The Board is currently looking at various possible changes to the auditor's report. We issued a concept release in 2011 asking for comments on how improvements could be made, such as by adding more information about significant risks identified by the auditor.
A major reason auditors are so vital to our markets is because they provide an independent check on a company's financial statements. The independence of the auditor from its client is critical.
Before passage of the Sarbanes-Oxley Act in 2002, firms were providing both consulting and audit services to the same client. The audit failures leading up to the passage of Sarbanes-Oxley, however, revealed that in an issuer-pay model, when a firm derives a substantial amount of consulting revenue from an audit client, its independence and objectivity may be compromised.
Sarbanes-Oxley addressed this concern by prohibiting firms from providing certain "non-audit" services to audit clients in the U.S.
The Board has undertaken various initiatives to address its ongoing concerns that some auditors may not be approaching certain aspects of their audit work with the independence, objectivity and professional skepticism envisioned by the Sarbanes-Oxley Act and PCAOB standards, and we are concerned about some of the marketing and business development activities of some of the firms we inspect.
The two items that I have just mentioned are related to one of the basic underlying principles of the Sarbanes-Oxley Act—increasing the "accountability" of all market participants to investors. For example, the Act required that the principal executive officer and the principal financial officer personally certify, in part, that the disclosure and financial statements are fairly represented in all material respects. A number of us believe that nothing focuses the mind quite like putting one's name or signature on a document.
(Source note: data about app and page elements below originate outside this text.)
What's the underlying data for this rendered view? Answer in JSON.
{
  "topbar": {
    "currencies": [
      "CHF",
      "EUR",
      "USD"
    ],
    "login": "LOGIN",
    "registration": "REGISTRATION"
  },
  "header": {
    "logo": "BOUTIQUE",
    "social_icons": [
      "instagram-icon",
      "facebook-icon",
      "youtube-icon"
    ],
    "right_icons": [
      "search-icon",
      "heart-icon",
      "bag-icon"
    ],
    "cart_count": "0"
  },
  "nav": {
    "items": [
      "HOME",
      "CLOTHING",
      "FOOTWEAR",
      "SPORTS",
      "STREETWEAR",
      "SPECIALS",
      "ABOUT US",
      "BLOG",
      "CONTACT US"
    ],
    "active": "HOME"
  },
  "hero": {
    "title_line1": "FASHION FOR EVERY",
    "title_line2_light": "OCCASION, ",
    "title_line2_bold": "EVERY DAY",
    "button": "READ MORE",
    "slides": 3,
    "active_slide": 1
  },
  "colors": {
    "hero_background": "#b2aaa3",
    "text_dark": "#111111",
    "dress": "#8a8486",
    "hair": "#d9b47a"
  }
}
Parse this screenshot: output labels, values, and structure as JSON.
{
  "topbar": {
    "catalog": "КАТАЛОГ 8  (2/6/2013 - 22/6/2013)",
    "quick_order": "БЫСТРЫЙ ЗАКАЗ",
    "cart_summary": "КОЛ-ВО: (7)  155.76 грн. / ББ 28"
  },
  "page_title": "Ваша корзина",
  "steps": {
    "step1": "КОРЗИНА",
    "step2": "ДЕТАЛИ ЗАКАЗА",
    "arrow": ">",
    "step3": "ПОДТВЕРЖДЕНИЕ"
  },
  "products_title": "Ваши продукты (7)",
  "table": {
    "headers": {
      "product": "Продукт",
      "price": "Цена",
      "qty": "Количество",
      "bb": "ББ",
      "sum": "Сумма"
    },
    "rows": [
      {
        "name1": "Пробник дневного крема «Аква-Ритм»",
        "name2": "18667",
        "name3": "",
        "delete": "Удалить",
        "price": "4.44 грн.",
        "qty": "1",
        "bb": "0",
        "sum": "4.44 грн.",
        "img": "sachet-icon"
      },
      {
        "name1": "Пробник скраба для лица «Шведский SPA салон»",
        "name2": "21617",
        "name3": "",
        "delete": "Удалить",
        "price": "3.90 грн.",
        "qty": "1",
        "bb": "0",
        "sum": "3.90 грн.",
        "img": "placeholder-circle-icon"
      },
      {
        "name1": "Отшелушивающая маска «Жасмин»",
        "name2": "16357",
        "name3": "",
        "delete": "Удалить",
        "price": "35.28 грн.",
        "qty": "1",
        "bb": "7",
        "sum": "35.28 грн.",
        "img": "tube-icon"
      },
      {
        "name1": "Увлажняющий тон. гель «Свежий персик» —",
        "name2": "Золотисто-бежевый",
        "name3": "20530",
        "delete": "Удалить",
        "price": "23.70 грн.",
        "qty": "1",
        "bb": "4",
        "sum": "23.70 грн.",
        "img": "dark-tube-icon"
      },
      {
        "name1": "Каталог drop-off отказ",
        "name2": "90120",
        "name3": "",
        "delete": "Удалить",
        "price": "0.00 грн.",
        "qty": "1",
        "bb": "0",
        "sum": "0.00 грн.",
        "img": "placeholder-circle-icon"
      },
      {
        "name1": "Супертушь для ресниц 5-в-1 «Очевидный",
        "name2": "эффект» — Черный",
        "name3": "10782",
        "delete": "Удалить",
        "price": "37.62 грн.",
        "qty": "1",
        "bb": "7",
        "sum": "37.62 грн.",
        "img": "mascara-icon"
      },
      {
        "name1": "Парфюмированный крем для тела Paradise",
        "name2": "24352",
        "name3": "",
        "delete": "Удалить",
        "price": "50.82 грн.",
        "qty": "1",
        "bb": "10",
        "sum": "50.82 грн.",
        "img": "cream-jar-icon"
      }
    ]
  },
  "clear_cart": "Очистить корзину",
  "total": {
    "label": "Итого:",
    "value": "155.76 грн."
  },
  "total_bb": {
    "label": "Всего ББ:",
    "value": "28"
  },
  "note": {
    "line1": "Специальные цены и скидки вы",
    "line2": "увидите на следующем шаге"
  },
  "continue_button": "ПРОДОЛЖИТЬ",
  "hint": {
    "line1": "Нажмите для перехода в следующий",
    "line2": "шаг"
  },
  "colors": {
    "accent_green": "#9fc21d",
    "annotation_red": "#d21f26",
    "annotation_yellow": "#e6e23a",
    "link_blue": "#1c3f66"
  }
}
The Board is looking at various means to address accountability in the profession. Some of the things we are considering include whether to require the engagement partner, the person who is responsible for supervising the audit, to sign the audit report or have the engagement partner specifically named in the report.
Board consideration to address these and other pending issues must, however, be balanced against the unintended result of creating too many requirements, and overly complex standards. In my opinion, such a result would not be in the best interest of investors. My goal as a regulator of the auditing profession is to oversee a targeted, effective, cost-efficient, regulatory process with each proposed standard justified in advance by the Board's clearly stating what the problem is that needs to be addressed. By having straightforward and streamlined standards and reports written in plain English, and by avoiding complexity to the extent possible, I believe we can end up with more effective standards and reports, more effective audits, and more investor confidence in the audit and financial reporting process.
In conclusion, I believe that the passage of the Sarbanes-Oxley Act, which created the PCAOB, instituted fundamental changes in the oversight of the auditing profession and helped restore investor confidence in the auditors' work and opinion.
Let me repeat, I commend you for choosing such an intellectually rigorous and robust field of study. Your future chosen profession is vital to the integrity of our capital markets and to the infrastructure of our entire financial system which so effectively promotes competition and which I believe remains the envy of the world.
I am happy to answer any questions you may have.
 United States v. Arthur Young, 465 U.S. 805, 818 (1984).
 Top 100 Extra: The Biggest Issues Facing the Profession. Accounting Today, September 1, 2012. http://www.accountingtoday.com/ato_issues/26_9/Top-100-Extra-The-Biggest-Issues-Facing-the-Profession-63908-1.html